EXERCISE PROMPT ::
Could you set down the records below exactly as they are, with no pictures?

WORKING DATA ::

╔══

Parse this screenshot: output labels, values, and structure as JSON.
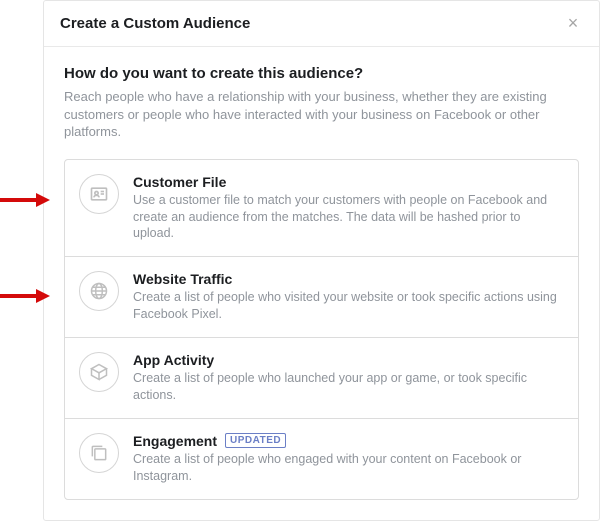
{
  "modal_title": "Create a Custom Audience",
  "close_label": "×",
  "question": "How do you want to create this audience?",
  "subtext": "Reach people who have a relationship with your business, whether they are existing customers or people who have interacted with your business on Facebook or other platforms.",
  "options": [
    {
      "title": "Customer File",
      "desc": "Use a customer file to match your customers with people on Facebook and create an audience from the matches. The data will be hashed prior to upload."
    },
    {
      "title": "Website Traffic",
      "desc": "Create a list of people who visited your website or took specific actions using Facebook Pixel."
    },
    {
      "title": "App Activity",
      "desc": "Create a list of people who launched your app or game, or took specific actions."
    },
    {
      "title": "Engagement",
      "desc": "Create a list of people who engaged with your content on Facebook or Instagram.",
      "badge": "UPDATED"
    }
  ]
}
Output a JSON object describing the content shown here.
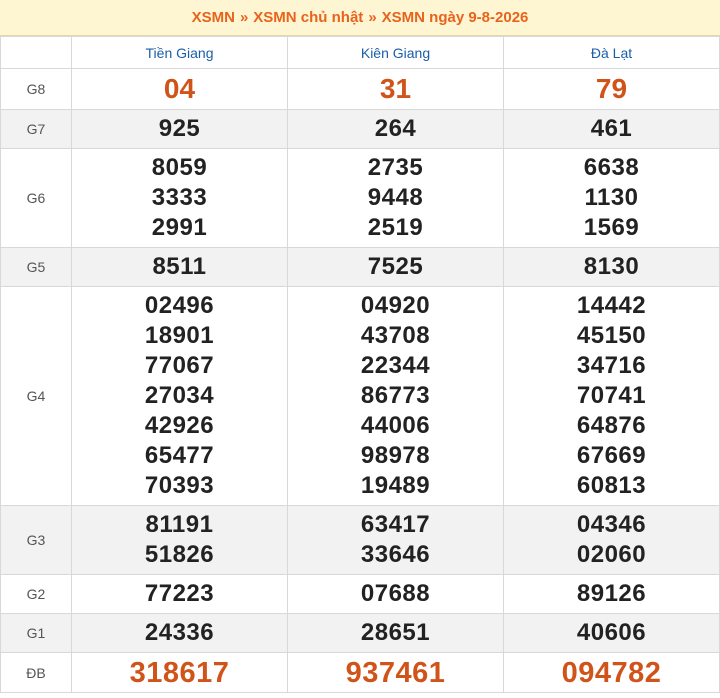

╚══

YOUR RESPONSE ::
Parse this screenshot: output labels, values, and structure as JSON.
{
  "modal_title": "Create a Custom Audience",
  "close_label": "×",
  "question": "How do you want to create this audience?",
  "subtext": "Reach people who have a relationship with your business, whether they are existing customers or people who have interacted with your business on Facebook or other platforms.",
  "options": [
    {
      "title": "Customer File",
      "desc": "Use a customer file to match your customers with people on Facebook and create an audience from the matches. The data will be hashed prior to upload."
    },
    {
      "title": "Website Traffic",
      "desc": "Create a list of people who visited your website or took specific actions using Facebook Pixel."
    },
    {
      "title": "App Activity",
      "desc": "Create a list of people who launched your app or game, or took specific actions."
    },
    {
      "title": "Engagement",
      "desc": "Create a list of people who engaged with your content on Facebook or Instagram.",
      "badge": "UPDATED"
    }
  ]
}
Output a JSON object describing the content shown here.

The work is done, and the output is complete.